Space in the newspaper was a premium, unlike a digital article that may take several pages and repeat the same information multiple times, the space on the page is what was available. This is still the case today in print. L’OBSERVATEUR uses a mathematical formula to estimate how much space articles will take. Several recipes were printed using very little space. There is no information as to how many it will feed and it will be several years before nutrition information is readily available. The recipe for Baked Bananas with Sultan Sauce calls for boiling 1 and ½ cups of water for 30 minutes, and it is definitely a reflection of the time. I can only imagine burning my favorite pan.  In doing research for this, I had thought that Sultan Sauce was a reference to the Rudolph Valentino film “The Sheik,” which was all the rage, but the film did not come out until 1921. It is referring the sultana raisin that in present day is called golden raisins. The recipe also does not give instructions for baking the bananas. Baked bananas are a typical African dessert that is usually prepared by dipping sliced bananas in a combination of eggs and orange juice and rolling them in bread crumbs.


Pictures in the newspaper were not a prominent feature. Most of the pictures that appeared were drawings of important events or in advertisements. The first front page photos in L’OBSERVATEUR was January 24, 1920, featuring the Sheriff and Governor-Elect, respectively. The election had taken place the Tuesday prior and the article said, “We are more than pleased – we are happy – over the splendid results of last Tuesday’s election in the State.” “The liberty-loving citizens of Louisiana and St. John asserted their manhood and over-threw a political machine which was a menace to the welfare, the civilization and the best interest of the State.”

It can be noted that on a national level, women were given the right to vote that same year in August. The story was covered in L’OBSERVATEUR on page 5 in the August 28 edition. The front page did not have a big headline, but the first story was a declaration of candidacy by Conrad Buchler for District Attorney for the 28th Judicial District of St. John, St. Charles and Jefferson Parish. The previous week the top story in the paper was the death of Sheriff Hart who had passed away after long illness. The headline was “Death Claimed Noble Man.”

Sheriff-Elect William J. Hart, January 24, 1920 was the first front page feature photo in L’OBSERVATEUR.

L’OBSERVATEUR has always published a hodge-podge of articles and community happenings.

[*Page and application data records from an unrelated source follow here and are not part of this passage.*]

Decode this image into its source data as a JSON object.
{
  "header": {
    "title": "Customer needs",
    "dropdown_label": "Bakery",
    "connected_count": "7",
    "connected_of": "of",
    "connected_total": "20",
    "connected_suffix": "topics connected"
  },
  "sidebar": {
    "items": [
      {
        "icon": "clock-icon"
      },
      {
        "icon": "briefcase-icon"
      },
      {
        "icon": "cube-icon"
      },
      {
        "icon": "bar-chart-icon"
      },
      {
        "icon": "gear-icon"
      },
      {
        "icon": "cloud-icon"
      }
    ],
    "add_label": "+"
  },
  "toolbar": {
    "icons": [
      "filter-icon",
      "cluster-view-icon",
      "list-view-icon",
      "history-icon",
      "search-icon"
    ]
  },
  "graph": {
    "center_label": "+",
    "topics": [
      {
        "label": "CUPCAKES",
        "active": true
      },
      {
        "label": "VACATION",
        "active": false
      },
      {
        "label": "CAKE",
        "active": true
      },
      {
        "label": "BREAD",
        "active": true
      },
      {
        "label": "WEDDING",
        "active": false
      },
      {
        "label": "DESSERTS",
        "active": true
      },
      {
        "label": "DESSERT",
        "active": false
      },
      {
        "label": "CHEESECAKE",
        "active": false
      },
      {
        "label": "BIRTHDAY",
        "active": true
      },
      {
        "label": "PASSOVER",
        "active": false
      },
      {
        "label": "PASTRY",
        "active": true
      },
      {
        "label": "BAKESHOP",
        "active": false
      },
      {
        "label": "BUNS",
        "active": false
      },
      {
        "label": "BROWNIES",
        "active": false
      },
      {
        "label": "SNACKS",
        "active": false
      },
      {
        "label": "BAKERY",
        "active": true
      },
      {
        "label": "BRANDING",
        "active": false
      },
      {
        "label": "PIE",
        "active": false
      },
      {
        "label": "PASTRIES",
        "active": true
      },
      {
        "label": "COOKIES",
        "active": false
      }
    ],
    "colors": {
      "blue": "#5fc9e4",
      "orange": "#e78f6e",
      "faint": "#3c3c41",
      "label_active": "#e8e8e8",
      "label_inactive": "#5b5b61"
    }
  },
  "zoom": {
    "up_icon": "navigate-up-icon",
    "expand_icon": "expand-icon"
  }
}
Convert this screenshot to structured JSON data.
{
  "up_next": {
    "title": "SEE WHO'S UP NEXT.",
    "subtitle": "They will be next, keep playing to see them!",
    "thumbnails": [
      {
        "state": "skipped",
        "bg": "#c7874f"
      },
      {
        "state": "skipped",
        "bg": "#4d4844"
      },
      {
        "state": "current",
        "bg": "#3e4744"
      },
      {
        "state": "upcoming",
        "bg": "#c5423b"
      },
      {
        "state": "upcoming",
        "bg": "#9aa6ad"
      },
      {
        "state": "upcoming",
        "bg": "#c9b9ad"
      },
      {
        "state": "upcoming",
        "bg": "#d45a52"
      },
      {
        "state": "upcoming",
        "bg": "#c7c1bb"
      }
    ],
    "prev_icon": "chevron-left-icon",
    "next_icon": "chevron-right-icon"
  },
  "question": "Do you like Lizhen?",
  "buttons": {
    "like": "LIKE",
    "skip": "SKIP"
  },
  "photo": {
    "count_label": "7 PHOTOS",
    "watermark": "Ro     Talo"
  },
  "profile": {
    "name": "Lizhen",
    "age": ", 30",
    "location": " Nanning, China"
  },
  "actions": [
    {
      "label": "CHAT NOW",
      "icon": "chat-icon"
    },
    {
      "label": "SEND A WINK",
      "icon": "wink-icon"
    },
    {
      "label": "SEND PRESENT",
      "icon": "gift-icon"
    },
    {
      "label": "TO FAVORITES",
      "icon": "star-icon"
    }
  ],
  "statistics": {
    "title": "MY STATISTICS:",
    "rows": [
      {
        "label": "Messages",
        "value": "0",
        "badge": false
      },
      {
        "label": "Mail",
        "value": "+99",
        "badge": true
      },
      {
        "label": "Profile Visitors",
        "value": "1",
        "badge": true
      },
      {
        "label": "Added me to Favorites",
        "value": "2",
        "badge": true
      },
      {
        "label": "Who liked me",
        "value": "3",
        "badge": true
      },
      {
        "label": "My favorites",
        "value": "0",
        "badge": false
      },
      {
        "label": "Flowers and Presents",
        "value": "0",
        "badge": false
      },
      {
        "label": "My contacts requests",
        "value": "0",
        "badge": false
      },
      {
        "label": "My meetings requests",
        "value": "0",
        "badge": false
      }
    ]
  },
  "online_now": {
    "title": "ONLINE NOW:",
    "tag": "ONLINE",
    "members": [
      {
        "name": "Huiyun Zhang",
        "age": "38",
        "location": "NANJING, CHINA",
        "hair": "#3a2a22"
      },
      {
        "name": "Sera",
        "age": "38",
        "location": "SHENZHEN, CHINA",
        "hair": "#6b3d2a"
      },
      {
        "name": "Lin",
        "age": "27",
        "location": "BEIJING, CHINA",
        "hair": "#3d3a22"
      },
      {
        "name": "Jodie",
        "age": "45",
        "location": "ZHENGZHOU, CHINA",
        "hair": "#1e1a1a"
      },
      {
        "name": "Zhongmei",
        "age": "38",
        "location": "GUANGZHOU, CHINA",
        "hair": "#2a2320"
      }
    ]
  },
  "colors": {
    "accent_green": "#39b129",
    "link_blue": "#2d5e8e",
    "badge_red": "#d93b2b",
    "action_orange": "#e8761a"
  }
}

In June 1924, L’OBSERVATEUR, ran a story titled “Secret Wedding,” which was assured to have captured the attention of its readers – almost 100 years later it caught mine.  Mr. and Mrs. Albert Millet of Lions announced the marriage of their young daughter Honorine to Mr. Paul L. Daniels which was celebrated on March 9, 1924 at St. Peter’s Church and kept a secret. Mr. Daniels, who had been away since the wedding took place was joined by his lovely young bride in New Orleans on June 8. The happy couple left for an extended honeymoon trip throughout the United States and returned to the city in October. Mr. and Mrs. Daniel will make their permeant home in a cozy bungalow on Octavia Street.


L’OBSERVATEUR welcomes submissions of photos and tales of days gone by please send to  To advertise please contact